Work required: In the data below, locate each line with the word "hint" and list it.

Component data from apps and pages:
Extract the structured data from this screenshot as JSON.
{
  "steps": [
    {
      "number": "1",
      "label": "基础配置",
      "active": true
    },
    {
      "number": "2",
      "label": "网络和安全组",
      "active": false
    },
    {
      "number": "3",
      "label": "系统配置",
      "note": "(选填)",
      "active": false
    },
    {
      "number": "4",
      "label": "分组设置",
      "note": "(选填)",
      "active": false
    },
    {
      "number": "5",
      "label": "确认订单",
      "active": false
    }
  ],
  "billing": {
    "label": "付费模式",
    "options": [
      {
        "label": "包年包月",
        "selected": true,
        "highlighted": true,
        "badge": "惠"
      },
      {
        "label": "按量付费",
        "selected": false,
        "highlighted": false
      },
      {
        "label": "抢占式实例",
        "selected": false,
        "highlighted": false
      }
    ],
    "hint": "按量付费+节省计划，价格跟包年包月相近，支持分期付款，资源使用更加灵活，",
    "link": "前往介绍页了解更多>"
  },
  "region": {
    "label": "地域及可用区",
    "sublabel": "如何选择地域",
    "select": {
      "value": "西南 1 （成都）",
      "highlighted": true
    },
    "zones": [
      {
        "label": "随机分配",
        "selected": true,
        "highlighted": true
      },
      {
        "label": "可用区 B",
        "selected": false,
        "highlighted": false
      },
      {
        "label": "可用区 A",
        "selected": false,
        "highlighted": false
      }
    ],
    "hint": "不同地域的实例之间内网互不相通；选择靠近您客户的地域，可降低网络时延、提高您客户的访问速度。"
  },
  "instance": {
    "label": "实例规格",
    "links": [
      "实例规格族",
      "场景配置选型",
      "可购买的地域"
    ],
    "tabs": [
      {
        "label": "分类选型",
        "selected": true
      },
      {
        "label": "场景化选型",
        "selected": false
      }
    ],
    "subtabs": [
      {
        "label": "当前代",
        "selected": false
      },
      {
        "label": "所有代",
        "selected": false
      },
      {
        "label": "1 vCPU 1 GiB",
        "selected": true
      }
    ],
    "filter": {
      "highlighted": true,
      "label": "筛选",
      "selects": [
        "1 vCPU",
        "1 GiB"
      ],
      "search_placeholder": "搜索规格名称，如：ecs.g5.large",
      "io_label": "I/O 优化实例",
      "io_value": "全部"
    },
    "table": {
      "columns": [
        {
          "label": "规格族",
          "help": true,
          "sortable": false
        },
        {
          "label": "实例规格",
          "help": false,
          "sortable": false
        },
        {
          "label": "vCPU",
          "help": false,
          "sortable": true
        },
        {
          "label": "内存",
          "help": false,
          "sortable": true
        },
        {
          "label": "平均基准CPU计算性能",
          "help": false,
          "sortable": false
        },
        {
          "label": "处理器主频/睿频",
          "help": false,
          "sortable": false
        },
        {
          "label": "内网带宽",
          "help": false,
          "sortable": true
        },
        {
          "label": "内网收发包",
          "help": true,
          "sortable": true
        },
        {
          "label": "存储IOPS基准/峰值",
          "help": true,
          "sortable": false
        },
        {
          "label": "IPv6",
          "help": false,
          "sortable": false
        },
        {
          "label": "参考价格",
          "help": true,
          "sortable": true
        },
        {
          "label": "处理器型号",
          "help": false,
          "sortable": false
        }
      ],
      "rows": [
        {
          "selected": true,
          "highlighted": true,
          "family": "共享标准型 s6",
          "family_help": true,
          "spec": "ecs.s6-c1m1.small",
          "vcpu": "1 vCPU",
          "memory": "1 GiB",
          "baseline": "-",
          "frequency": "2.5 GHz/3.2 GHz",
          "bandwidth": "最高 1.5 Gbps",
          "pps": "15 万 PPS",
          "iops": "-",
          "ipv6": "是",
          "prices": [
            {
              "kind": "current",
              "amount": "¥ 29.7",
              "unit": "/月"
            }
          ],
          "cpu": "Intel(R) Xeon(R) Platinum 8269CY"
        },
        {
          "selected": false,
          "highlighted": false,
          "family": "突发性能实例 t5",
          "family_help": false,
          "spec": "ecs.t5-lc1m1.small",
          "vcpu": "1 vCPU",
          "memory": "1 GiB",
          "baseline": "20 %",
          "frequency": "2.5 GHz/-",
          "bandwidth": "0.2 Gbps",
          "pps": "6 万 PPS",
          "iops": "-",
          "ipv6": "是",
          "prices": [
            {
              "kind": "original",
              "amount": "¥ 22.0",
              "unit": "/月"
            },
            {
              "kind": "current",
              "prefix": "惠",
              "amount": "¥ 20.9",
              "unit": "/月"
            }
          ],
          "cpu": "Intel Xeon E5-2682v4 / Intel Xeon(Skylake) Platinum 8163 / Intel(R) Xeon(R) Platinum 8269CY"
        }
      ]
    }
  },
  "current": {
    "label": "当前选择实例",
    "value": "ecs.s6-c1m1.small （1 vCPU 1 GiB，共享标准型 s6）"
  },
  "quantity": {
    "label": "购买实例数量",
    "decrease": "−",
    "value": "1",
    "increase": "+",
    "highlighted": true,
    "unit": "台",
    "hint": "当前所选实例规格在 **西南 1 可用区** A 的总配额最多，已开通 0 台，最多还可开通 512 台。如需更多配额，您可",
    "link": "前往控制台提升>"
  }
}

Result of the exercise:
    "hint": "按量付费+节省计划，价格跟包年包月相近，支持分期付款，资源使用更加灵活，",
    "hint": "不同地域的实例之间内网互不相通；选择靠近您客户的地域，可降低网络时延、提高您客户的访问速度。"
    "hint": "当前所选实例规格在 **西南 1 可用区** A 的总配额最多，已开通 0 台，最多还可开通 512 台。如需更多配额，您可",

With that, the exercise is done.